Other highlights listed in the board's report were a renovation of the Port of Kalama's grain terminal; construction of a new Freya Street Bridge in Spokane that replaced two old bridges over train tracks in the city's only north-south heavy freight corridor; extension of Piert Road in Benton County to provide a direct route between the Port of Kennewick and Finley's industrial area, thus reducing truck traffic on residential streets; and construction of underpasses on Yakima's two main arterials, where train tracks ran through the central business district. Those grade separations were hailed as a 2016 national project of the year by the American Public Works Association.
State freight projects got a boost from the federal government when Congress for the first time dedicated funds to improve freight mobility through a 2016-2020 program called FASTLANE. Two FMSIB projects were among those benefitting. One, getting a grant of $45 million, would ease conflict between rail and roadway traffic by elevating South Lander Street over tracks carrying more than 120 trains a day through an area that includes Port of Seattle facilities and BNSF and Union Pacific railroad yards. The other project, getting a $5 million grant, would create a tunnel to take Strander Boulevard beneath tracks in Tukwila's busy Southcenter shopping, business park and industrial area.

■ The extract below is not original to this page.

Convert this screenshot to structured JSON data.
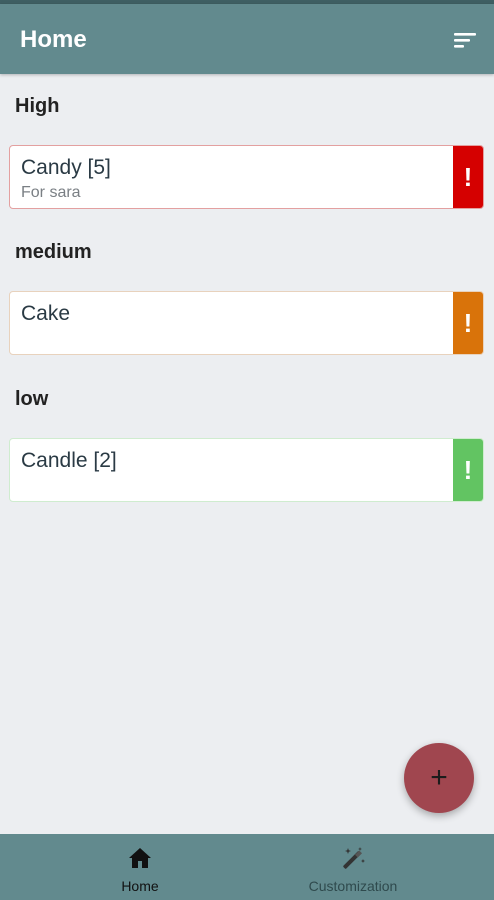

FMSIB had been on the federal government's radar for several years. Senators Maria Cantwell (b. 1958) and Patty Murray (b. 1950) were lead sponsors of the FREIGHT (Focusing Resources, Economic Investment, and Guidance to Help Transportation) Act, which was introduced in February 2011. Cantwell cited FMSIB as an example of successful freight coordination, pointing to its work in identifying key highway, rail, and maritime freight corridors, and improving those corridors through collaboration with affected parties. In 2012, when Secretary of Transportation Ray LaHood (b. 1945) announced the creation of a federal Freight Policy Council, he said it was modeled on the state of Washington's freight board. The federal council produced the first national freight strategy plan, which was announced in 2015.
By then, the state's Freight Mobility Strategic Investment Board had a proven record of identifying problems and getting projects built. The keys to its success, as Chair Otley wrote in the 2007 annual report: "We leverage funds, and we forge partnerships." The board's achievements continued to grow in succeeding years.
In 2016, FMSIB reached a milestone. Its contributions -- $201 million since it was created -- had leveraged more than $1 billion in project funding. By the end of 2017, 82 of the board's designated projects either were completed or underway. In 2018, six more were completed, another six were under construction, and eight more were scheduled. The board's total contributions since being formed had reached $318 million. That money combined with partnership spending had netted $2.1 billion in freight transportation investments.